What is needed is the run of lines from the one with "Convert this screenshot" through the close of the data, set down exactly.

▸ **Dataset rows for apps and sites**
┄┄┄┄┄┄

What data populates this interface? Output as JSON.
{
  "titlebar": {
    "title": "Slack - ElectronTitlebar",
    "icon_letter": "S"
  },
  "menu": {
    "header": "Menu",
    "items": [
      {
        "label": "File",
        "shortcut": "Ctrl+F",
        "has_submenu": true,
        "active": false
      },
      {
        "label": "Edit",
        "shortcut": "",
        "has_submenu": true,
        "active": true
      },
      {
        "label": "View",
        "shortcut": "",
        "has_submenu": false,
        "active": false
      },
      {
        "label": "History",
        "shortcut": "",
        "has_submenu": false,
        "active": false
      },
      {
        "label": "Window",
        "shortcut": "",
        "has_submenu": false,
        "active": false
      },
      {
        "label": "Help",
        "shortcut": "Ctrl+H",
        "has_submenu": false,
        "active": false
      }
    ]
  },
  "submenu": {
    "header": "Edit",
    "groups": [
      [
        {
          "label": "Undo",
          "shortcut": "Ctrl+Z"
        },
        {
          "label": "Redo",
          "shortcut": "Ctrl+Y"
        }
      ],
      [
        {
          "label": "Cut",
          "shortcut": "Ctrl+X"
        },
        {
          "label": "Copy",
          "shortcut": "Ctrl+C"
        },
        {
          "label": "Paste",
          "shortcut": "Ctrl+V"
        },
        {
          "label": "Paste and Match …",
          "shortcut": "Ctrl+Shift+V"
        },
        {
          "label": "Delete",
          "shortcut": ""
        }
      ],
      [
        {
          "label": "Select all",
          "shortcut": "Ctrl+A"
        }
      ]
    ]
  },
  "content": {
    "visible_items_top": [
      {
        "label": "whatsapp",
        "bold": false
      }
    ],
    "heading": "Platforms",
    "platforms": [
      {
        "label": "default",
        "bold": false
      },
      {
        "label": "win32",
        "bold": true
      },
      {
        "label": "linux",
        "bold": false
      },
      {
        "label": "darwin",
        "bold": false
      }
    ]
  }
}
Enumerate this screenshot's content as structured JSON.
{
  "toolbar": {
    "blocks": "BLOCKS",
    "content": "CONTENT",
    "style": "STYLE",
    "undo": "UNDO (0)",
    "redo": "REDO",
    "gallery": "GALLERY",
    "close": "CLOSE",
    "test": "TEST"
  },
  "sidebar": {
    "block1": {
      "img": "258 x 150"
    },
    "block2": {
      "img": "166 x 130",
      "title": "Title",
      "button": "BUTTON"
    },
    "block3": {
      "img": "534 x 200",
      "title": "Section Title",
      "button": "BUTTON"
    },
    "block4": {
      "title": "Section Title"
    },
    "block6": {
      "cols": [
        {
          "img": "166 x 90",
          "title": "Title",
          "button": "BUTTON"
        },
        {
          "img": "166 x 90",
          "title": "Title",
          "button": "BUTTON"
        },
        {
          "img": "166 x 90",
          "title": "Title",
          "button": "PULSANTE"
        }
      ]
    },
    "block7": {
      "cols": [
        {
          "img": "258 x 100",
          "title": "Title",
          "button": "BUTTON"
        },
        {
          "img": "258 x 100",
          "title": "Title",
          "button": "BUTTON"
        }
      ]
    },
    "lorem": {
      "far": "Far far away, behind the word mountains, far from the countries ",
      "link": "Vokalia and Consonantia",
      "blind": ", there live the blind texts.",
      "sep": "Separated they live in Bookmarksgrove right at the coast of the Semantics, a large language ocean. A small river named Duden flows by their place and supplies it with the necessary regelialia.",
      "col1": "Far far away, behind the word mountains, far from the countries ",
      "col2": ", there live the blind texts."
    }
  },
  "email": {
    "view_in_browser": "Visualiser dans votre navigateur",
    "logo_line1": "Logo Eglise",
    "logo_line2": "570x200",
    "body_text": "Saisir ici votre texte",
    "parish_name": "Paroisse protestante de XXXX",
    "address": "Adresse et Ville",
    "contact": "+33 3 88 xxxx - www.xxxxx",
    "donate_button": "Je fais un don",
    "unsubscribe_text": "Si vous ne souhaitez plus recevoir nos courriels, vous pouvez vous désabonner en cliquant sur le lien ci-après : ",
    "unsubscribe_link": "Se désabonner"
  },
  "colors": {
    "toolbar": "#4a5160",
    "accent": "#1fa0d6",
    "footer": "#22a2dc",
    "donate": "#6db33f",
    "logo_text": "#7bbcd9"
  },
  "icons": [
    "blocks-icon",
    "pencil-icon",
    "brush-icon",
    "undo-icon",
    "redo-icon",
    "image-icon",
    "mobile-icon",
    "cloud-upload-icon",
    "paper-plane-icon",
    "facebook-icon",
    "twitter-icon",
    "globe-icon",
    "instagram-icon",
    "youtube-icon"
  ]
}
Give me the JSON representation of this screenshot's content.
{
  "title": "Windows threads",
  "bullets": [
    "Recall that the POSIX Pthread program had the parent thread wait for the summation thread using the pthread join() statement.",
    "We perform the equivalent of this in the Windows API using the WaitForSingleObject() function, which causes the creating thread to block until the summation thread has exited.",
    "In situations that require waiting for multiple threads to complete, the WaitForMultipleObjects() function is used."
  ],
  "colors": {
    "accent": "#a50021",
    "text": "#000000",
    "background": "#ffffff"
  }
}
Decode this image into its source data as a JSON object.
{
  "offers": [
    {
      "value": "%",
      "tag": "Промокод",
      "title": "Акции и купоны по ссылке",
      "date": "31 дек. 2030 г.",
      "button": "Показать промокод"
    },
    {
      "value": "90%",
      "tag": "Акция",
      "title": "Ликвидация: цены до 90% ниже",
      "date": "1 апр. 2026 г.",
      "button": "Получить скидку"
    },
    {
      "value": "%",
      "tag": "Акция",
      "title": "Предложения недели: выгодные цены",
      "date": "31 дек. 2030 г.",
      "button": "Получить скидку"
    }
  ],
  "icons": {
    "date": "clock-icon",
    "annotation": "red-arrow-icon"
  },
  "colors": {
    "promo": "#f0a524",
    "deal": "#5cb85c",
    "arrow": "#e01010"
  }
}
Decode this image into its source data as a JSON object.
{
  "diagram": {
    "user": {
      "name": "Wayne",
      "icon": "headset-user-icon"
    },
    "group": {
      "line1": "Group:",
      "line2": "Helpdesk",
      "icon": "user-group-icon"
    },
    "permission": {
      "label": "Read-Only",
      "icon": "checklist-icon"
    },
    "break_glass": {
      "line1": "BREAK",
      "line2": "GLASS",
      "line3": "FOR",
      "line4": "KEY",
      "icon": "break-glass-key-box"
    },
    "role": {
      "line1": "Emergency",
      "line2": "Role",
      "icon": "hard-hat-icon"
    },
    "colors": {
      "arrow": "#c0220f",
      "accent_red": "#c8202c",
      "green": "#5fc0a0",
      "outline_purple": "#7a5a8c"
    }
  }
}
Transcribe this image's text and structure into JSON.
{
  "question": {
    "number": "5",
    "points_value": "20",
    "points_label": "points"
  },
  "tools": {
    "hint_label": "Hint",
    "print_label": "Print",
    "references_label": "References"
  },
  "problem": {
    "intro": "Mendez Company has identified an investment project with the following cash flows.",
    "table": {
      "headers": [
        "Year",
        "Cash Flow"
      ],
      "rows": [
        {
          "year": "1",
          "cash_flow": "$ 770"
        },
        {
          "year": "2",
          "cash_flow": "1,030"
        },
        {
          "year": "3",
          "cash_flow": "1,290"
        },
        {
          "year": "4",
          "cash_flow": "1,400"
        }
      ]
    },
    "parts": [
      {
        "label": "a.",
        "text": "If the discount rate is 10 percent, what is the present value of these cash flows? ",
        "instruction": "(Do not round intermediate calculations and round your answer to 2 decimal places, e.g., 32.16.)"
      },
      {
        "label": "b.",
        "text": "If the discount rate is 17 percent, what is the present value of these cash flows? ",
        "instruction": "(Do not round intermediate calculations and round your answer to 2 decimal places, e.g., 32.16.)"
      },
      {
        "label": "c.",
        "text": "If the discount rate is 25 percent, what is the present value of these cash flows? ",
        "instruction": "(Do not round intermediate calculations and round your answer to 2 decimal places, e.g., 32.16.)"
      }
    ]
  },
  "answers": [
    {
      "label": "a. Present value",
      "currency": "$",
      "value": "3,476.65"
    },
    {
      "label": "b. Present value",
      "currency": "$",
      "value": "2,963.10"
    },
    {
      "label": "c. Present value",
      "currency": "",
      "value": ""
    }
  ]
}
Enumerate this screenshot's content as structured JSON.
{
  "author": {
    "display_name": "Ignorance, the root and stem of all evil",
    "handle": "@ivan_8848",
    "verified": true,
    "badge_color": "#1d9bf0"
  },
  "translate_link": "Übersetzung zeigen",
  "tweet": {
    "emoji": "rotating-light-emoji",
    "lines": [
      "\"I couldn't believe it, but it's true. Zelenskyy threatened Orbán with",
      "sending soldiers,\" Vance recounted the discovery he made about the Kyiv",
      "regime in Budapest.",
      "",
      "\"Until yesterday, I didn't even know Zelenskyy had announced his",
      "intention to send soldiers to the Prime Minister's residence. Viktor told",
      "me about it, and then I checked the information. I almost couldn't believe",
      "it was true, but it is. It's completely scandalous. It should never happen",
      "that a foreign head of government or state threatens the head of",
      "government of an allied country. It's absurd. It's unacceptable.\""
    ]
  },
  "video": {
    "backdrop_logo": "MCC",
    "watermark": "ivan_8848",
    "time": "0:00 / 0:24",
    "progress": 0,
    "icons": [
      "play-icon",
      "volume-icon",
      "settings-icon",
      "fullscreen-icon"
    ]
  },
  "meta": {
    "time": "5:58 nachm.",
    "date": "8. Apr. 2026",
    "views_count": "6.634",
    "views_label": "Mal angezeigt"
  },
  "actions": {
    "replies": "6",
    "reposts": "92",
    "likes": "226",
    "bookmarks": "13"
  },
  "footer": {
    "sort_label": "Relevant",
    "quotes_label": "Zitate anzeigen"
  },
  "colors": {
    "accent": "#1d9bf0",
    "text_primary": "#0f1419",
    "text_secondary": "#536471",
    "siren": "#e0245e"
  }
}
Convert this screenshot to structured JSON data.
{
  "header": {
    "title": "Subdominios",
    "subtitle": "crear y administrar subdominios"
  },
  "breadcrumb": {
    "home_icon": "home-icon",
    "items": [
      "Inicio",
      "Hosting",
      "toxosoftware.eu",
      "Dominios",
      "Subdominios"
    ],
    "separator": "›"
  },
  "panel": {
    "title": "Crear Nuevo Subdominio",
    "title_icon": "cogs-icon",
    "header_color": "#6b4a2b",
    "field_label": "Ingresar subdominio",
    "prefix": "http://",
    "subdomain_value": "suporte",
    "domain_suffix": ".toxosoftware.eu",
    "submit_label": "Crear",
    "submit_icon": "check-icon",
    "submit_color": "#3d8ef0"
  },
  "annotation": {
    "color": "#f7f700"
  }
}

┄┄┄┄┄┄

▸ **Task result**
Convert this screenshot to structured JSON data.
{
  "header": {
    "title": "Subdominios",
    "subtitle": "crear y administrar subdominios"
  },
  "breadcrumb": {
    "home_icon": "home-icon",
    "items": [
      "Inicio",
      "Hosting",
      "toxosoftware.eu",
      "Dominios",
      "Subdominios"
    ],
    "separator": "›"
  },
  "panel": {
    "title": "Crear Nuevo Subdominio",
    "title_icon": "cogs-icon",
    "header_color": "#6b4a2b",
    "field_label": "Ingresar subdominio",
    "prefix": "http://",
    "subdomain_value": "suporte",
    "domain_suffix": ".toxosoftware.eu",
    "submit_label": "Crear",
    "submit_icon": "check-icon",
    "submit_color": "#3d8ef0"
  },
  "annotation": {
    "color": "#f7f700"
  }
}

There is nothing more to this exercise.